» Task to complete:
Output all the records word for word. Drop the pictures.
-- Data for review follows --
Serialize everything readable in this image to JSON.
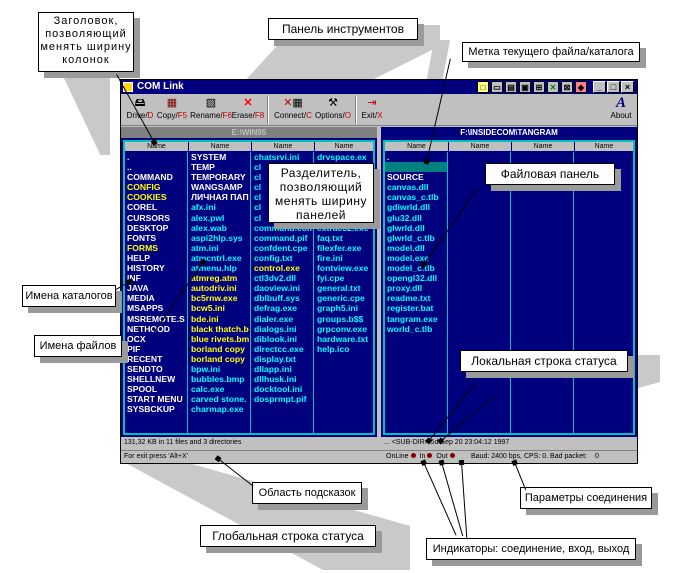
{
  "callouts": {
    "header": "Заголовок,\nпозволяющий\nменять ширину\nколонок",
    "toolbar": "Панель инструментов",
    "current_label": "Метка текущего файла/каталога",
    "splitter": "Разделитель,\nпозволяющий\nменять ширину\nпанелей",
    "file_panel": "Файловая панель",
    "dir_names": "Имена каталогов",
    "file_names": "Имена файлов",
    "local_status": "Локальная строка статуса",
    "hint_area": "Область подсказок",
    "link_params": "Параметры соединения",
    "global_status": "Глобальная строка статуса",
    "indicators": "Индикаторы: соединение, вход, выход"
  },
  "window": {
    "title": "COM Link"
  },
  "toolbar": {
    "drive": {
      "label": "Drive/",
      "hotkey": "D"
    },
    "copy": {
      "label": "Copy/",
      "hotkey": "F5"
    },
    "rename": {
      "label": "Rename/",
      "hotkey": "F6"
    },
    "erase": {
      "label": "Erase/",
      "hotkey": "F8"
    },
    "connect": {
      "label": "Connect/",
      "hotkey": "C"
    },
    "options": {
      "label": "Options/",
      "hotkey": "O"
    },
    "exit": {
      "label": "Exit/",
      "hotkey": "X"
    },
    "about": {
      "label": "About",
      "glyph": "A"
    }
  },
  "left_panel": {
    "path": "E:\\WIN95",
    "column_header": "Name",
    "columns": [
      [
        ".",
        "..",
        "COMMAND",
        "CONFIG",
        "COOKIES",
        "COREL",
        "CURSORS",
        "DESKTOP",
        "FONTS",
        "FORMS",
        "HELP",
        "HISTORY",
        "INF",
        "JAVA",
        "MEDIA",
        "MSAPPS",
        "MSREMOTE.S",
        "NETHOOD",
        "OCX",
        "PIF",
        "RECENT",
        "SENDTO",
        "SHELLNEW",
        "SPOOL",
        "START MENU",
        "SYSBCKUP"
      ],
      [
        "SYSTEM",
        "TEMP",
        "TEMPORARY",
        "WANGSAMP",
        "ЛИЧНАЯ ПАП",
        "afx.ini",
        "alex.pwl",
        "alex.wab",
        "aspi2hlp.sys",
        "atm.ini",
        "atmcntrl.exe",
        "atmenu.hlp",
        "atmreg.atm",
        "autodriv.ini",
        "bc5rnw.exe",
        "bcw5.ini",
        "bde.ini",
        "black thatch.b",
        "blue rivets.bm",
        "borland copy",
        "borland copy",
        "bpw.ini",
        "bubbles.bmp",
        "calc.exe",
        "carved stone.",
        "charmap.exe"
      ],
      [
        "chatsrvi.ini",
        "cl",
        "cl",
        "cl",
        "cl",
        "cl",
        "cl",
        "command.com",
        "command.pif",
        "confdent.cpe",
        "config.txt",
        "control.exe",
        "ctl3dv2.dll",
        "daoview.ini",
        "dblbuff.sys",
        "defrag.exe",
        "dialer.exe",
        "dialogs.ini",
        "diblook.ini",
        "directcc.exe",
        "display.txt",
        "dllapp.ini",
        "dllhusk.ini",
        "docktool.ini",
        "dosprmpt.pif"
      ],
      [
        "drvspace.ex",
        "",
        "",
        "",
        "",
        "",
        "",
        "exchange.ts",
        "exchng32.ini",
        "exit to dos.j",
        "explorer.exe",
        "expostrt.exe",
        "extra.txt",
        "extrac32.exe",
        "faq.txt",
        "filexfer.exe",
        "fire.ini",
        "fontview.exe",
        "fyi.cpe",
        "general.txt",
        "generic.cpe",
        "graph5.ini",
        "groups.b$$",
        "grpconv.exe",
        "hardware.txt",
        "help.ico"
      ]
    ]
  },
  "right_panel": {
    "path": "F:\\INSIDECOM\\TANGRAM",
    "column_header": "Name",
    "files": [
      ".",
      "..",
      "SOURCE",
      "canvas.dll",
      "canvas_c.tlb",
      "gdiwrld.dll",
      "glu32.dll",
      "glwrld.dll",
      "glwrld_c.tlb",
      "model.dll",
      "model.exe",
      "model_c.tlb",
      "opengl32.dll",
      "proxy.dll",
      "readme.txt",
      "register.bat",
      "tangram.exe",
      "world_c.tlb"
    ]
  },
  "status": {
    "left_local": "131,32 KB  in 11 files and 3 directories",
    "right_local": "...    <SUB-DIR>  5d Sep 20 23:04:12 1997",
    "hint": "For exit press 'Alt+X'",
    "online": "OnLine",
    "in": "In",
    "out": "Out",
    "baud": "Baud:",
    "baud_value": "2400 bps,",
    "cps": "CPS:",
    "cps_value": "0.",
    "bad_packet": "Bad packet:",
    "bad_packet_value": "0"
  }
}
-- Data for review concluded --
» Response below:
Serialize everything readable in this image to JSON.
{
  "callouts": {
    "header": "Заголовок,\nпозволяющий\nменять ширину\nколонок",
    "toolbar": "Панель инструментов",
    "current_label": "Метка текущего файла/каталога",
    "splitter": "Разделитель,\nпозволяющий\nменять ширину\nпанелей",
    "file_panel": "Файловая панель",
    "dir_names": "Имена каталогов",
    "file_names": "Имена файлов",
    "local_status": "Локальная строка статуса",
    "hint_area": "Область подсказок",
    "link_params": "Параметры соединения",
    "global_status": "Глобальная строка статуса",
    "indicators": "Индикаторы: соединение, вход, выход"
  },
  "window": {
    "title": "COM Link"
  },
  "toolbar": {
    "drive": {
      "label": "Drive/",
      "hotkey": "D"
    },
    "copy": {
      "label": "Copy/",
      "hotkey": "F5"
    },
    "rename": {
      "label": "Rename/",
      "hotkey": "F6"
    },
    "erase": {
      "label": "Erase/",
      "hotkey": "F8"
    },
    "connect": {
      "label": "Connect/",
      "hotkey": "C"
    },
    "options": {
      "label": "Options/",
      "hotkey": "O"
    },
    "exit": {
      "label": "Exit/",
      "hotkey": "X"
    },
    "about": {
      "label": "About",
      "glyph": "A"
    }
  },
  "left_panel": {
    "path": "E:\\WIN95",
    "column_header": "Name",
    "columns": [
      [
        ".",
        "..",
        "COMMAND",
        "CONFIG",
        "COOKIES",
        "COREL",
        "CURSORS",
        "DESKTOP",
        "FONTS",
        "FORMS",
        "HELP",
        "HISTORY",
        "INF",
        "JAVA",
        "MEDIA",
        "MSAPPS",
        "MSREMOTE.S",
        "NETHOOD",
        "OCX",
        "PIF",
        "RECENT",
        "SENDTO",
        "SHELLNEW",
        "SPOOL",
        "START MENU",
        "SYSBCKUP"
      ],
      [
        "SYSTEM",
        "TEMP",
        "TEMPORARY",
        "WANGSAMP",
        "ЛИЧНАЯ ПАП",
        "afx.ini",
        "alex.pwl",
        "alex.wab",
        "aspi2hlp.sys",
        "atm.ini",
        "atmcntrl.exe",
        "atmenu.hlp",
        "atmreg.atm",
        "autodriv.ini",
        "bc5rnw.exe",
        "bcw5.ini",
        "bde.ini",
        "black thatch.b",
        "blue rivets.bm",
        "borland copy",
        "borland copy",
        "bpw.ini",
        "bubbles.bmp",
        "calc.exe",
        "carved stone.",
        "charmap.exe"
      ],
      [
        "chatsrvi.ini",
        "cl",
        "cl",
        "cl",
        "cl",
        "cl",
        "cl",
        "command.com",
        "command.pif",
        "confdent.cpe",
        "config.txt",
        "control.exe",
        "ctl3dv2.dll",
        "daoview.ini",
        "dblbuff.sys",
        "defrag.exe",
        "dialer.exe",
        "dialogs.ini",
        "diblook.ini",
        "directcc.exe",
        "display.txt",
        "dllapp.ini",
        "dllhusk.ini",
        "docktool.ini",
        "dosprmpt.pif"
      ],
      [
        "drvspace.ex",
        "",
        "",
        "",
        "",
        "",
        "",
        "exchange.ts",
        "exchng32.ini",
        "exit to dos.j",
        "explorer.exe",
        "expostrt.exe",
        "extra.txt",
        "extrac32.exe",
        "faq.txt",
        "filexfer.exe",
        "fire.ini",
        "fontview.exe",
        "fyi.cpe",
        "general.txt",
        "generic.cpe",
        "graph5.ini",
        "groups.b$$",
        "grpconv.exe",
        "hardware.txt",
        "help.ico"
      ]
    ]
  },
  "right_panel": {
    "path": "F:\\INSIDECOM\\TANGRAM",
    "column_header": "Name",
    "files": [
      ".",
      "..",
      "SOURCE",
      "canvas.dll",
      "canvas_c.tlb",
      "gdiwrld.dll",
      "glu32.dll",
      "glwrld.dll",
      "glwrld_c.tlb",
      "model.dll",
      "model.exe",
      "model_c.tlb",
      "opengl32.dll",
      "proxy.dll",
      "readme.txt",
      "register.bat",
      "tangram.exe",
      "world_c.tlb"
    ]
  },
  "status": {
    "left_local": "131,32 KB  in 11 files and 3 directories",
    "right_local": "...    <SUB-DIR>  5d Sep 20 23:04:12 1997",
    "hint": "For exit press 'Alt+X'",
    "online": "OnLine",
    "in": "In",
    "out": "Out",
    "baud": "Baud:",
    "baud_value": "2400 bps,",
    "cps": "CPS:",
    "cps_value": "0.",
    "bad_packet": "Bad packet:",
    "bad_packet_value": "0"
  }
}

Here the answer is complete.